And my thoughts are all jumbled up. Because sexism is a thing. Sexism influences what people take seriously and what people dismiss. It influences what they think other people will want to read. It influences how they describe something. It influences how they interpret something.

And I'm happy anytime anybody exhorts others to rise above their biases.


But there's always a way out, you know? When readers, inspired by one of these conversations, swap the names of favorite women authors, I wonder about the authors who never get into the mainstream because they don't even make it past the agents. Because anywhere, any conversation, people will casually throw out the idea that anything actually good enough will be published (and published by the publishers they approve of).

After all, there are plenty of books published that buck the sexism status quo and they're all really good .

(But everybody knows that when the ladies make it past sexism they're the best of the best, right?)

I would like each of these bloggers who go post about Sexism! It's a Thing and We Should Stop It– I'd like them to find an author none of their readers have ever heard of, and I'd like them to fight sexism (or racism or whatever) by promoting an author who might have been overlooked by the mainstream of SFF publishers because of her gender (or her name or her race) or because her book doesn't conform to institutionalized genre gender standards. Yeah, there are women authors out there whose books pass the Bechdel Test. Find a new one, because there aren't enough.

And yeah, it might take a little more time and energy than an exhortation to the masses upon the 'ol blog platform. It's going to be putting their most precious commodity where their mouth is.

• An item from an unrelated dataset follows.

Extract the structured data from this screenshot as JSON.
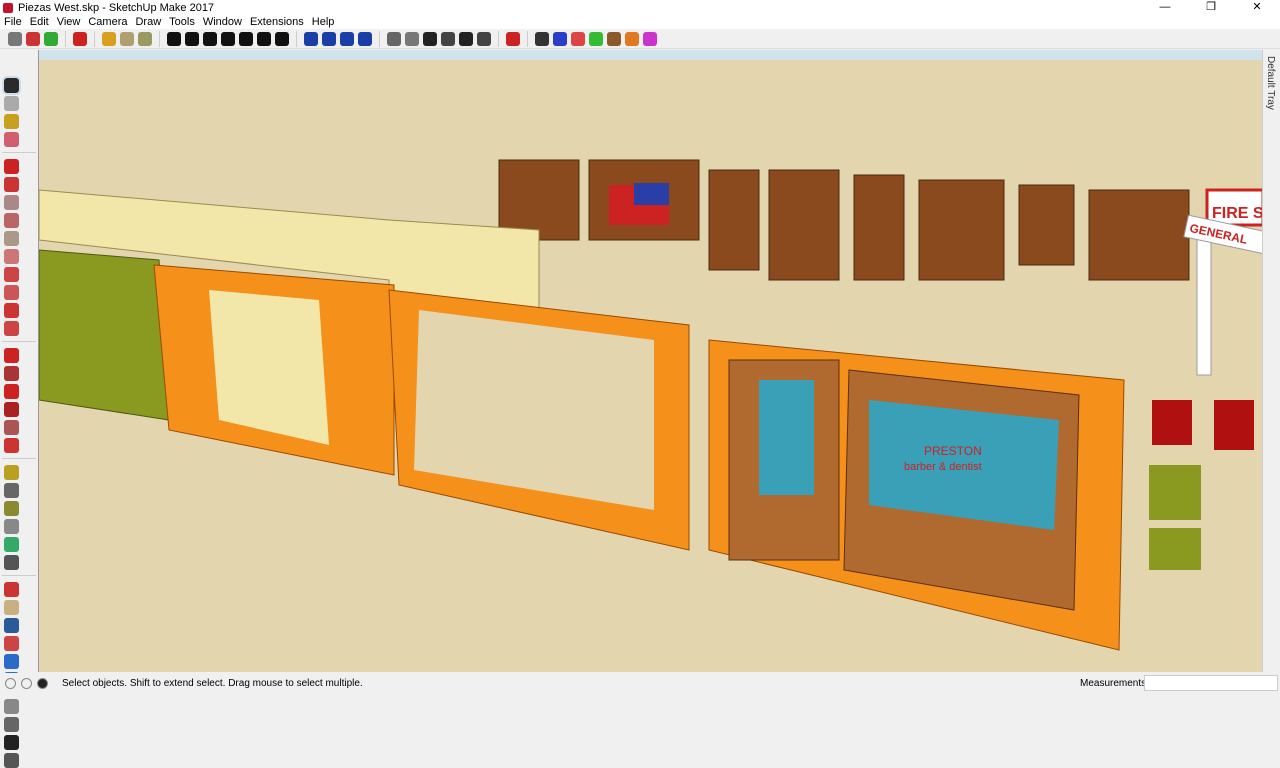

But they all seem so very genuine. I really think they can do this.